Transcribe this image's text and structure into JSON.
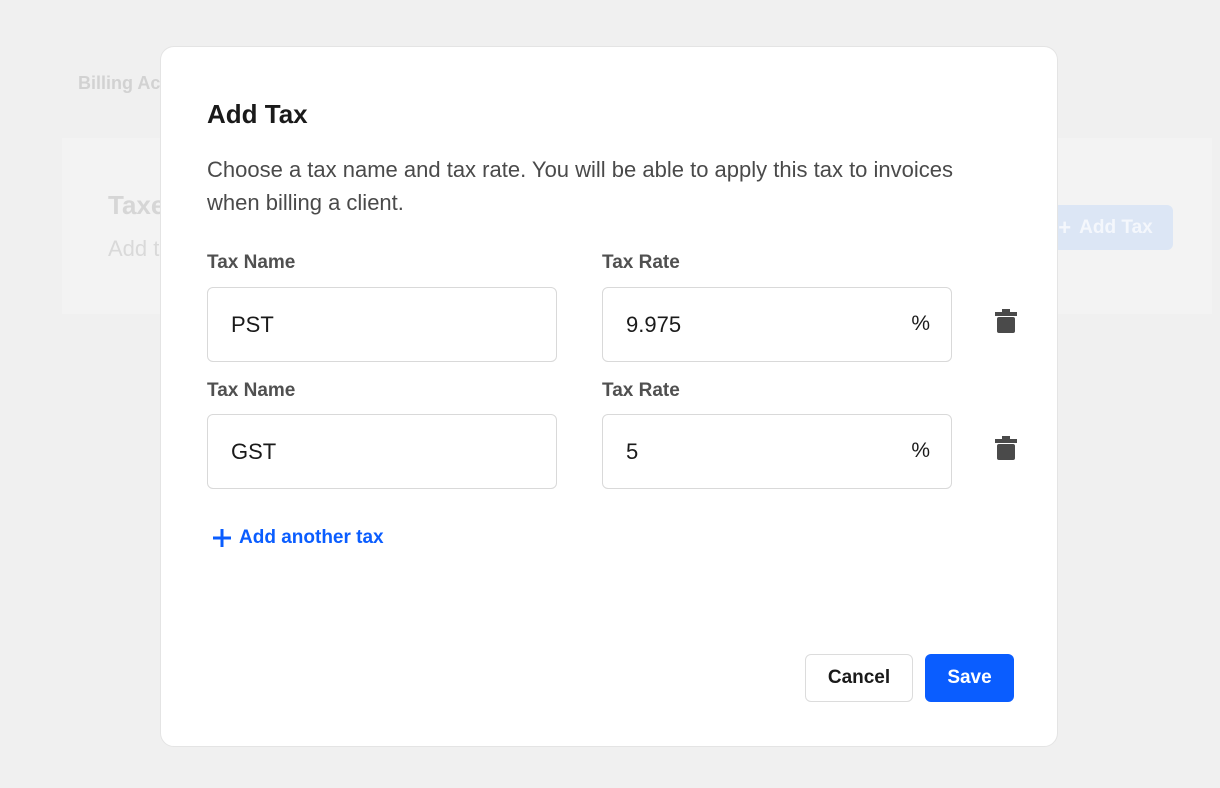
{
  "background": {
    "breadcrumb": "Billing Ac",
    "card_title": "Taxe",
    "card_subtitle": "Add t",
    "add_button_label": "Add Tax"
  },
  "modal": {
    "title": "Add Tax",
    "description": "Choose a tax name and tax rate. You will be able to apply this tax to invoices when billing a client.",
    "name_label": "Tax Name",
    "rate_label": "Tax Rate",
    "percent_symbol": "%",
    "taxes": [
      {
        "name": "PST",
        "rate": "9.975"
      },
      {
        "name": "GST",
        "rate": "5"
      }
    ],
    "add_another_label": "Add another tax",
    "cancel_label": "Cancel",
    "save_label": "Save"
  },
  "colors": {
    "accent": "#0a5dff",
    "overlay_background": "#f0f0f0",
    "icon_dark": "#4a4a4a"
  },
  "icons": {
    "delete": "trash-icon",
    "add": "plus-icon"
  }
}
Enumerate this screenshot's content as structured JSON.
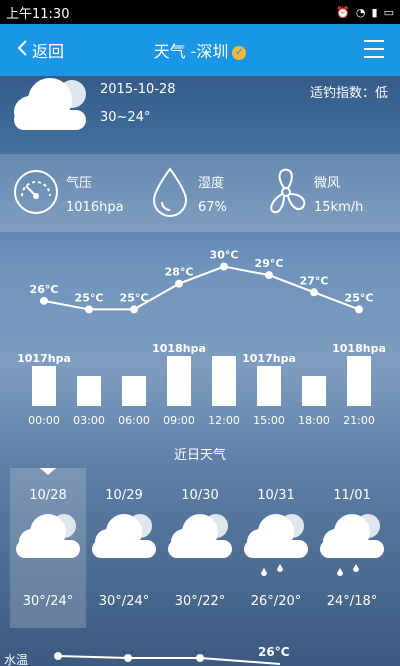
{
  "status": {
    "time": "上午11:30"
  },
  "header": {
    "back_label": "返回",
    "title": "天气 -深圳",
    "badge": "v"
  },
  "today": {
    "date": "2015-10-28",
    "range": "30~24°",
    "fishing_index": "适钓指数：低"
  },
  "metrics": {
    "pressure": {
      "label": "气压",
      "value": "1016hpa"
    },
    "humidity": {
      "label": "湿度",
      "value": "67%"
    },
    "wind": {
      "label": "微风",
      "value": "15km/h"
    }
  },
  "chart_data": {
    "type": "line",
    "x": [
      "00:00",
      "03:00",
      "06:00",
      "09:00",
      "12:00",
      "15:00",
      "18:00",
      "21:00"
    ],
    "temperature_labels": [
      "26°C",
      "25°C",
      "25°C",
      "28°C",
      "30°C",
      "29°C",
      "27°C",
      "25°C"
    ],
    "temperature": [
      26,
      25,
      25,
      28,
      30,
      29,
      27,
      25
    ],
    "pressure": [
      1017,
      1016,
      1016,
      1018,
      1018,
      1017,
      1016,
      1018
    ],
    "pressure_labels": [
      "1017hpa",
      "",
      "",
      "1018hpa",
      "",
      "1017hpa",
      "",
      "1018hpa"
    ]
  },
  "recent_label": "近日天气",
  "forecast": [
    {
      "date": "10/28",
      "temp": "30°/24°",
      "rain": false
    },
    {
      "date": "10/29",
      "temp": "30°/24°",
      "rain": false
    },
    {
      "date": "10/30",
      "temp": "30°/22°",
      "rain": false
    },
    {
      "date": "10/31",
      "temp": "26°/20°",
      "rain": true
    },
    {
      "date": "11/01",
      "temp": "24°/18°",
      "rain": true
    }
  ],
  "bottom": {
    "left_label": "水温",
    "value": "26°C"
  },
  "colors": {
    "titlebar": "#1996e6",
    "badge": "#f4b63a"
  }
}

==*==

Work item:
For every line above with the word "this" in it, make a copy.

Your response:
Transcribe this image's text and structure into JSON.
    "description": "Choose a tax name and tax rate. You will be able to apply this tax to invoices when billing a client.",
Enumerate this screenshot's content as structured JSON.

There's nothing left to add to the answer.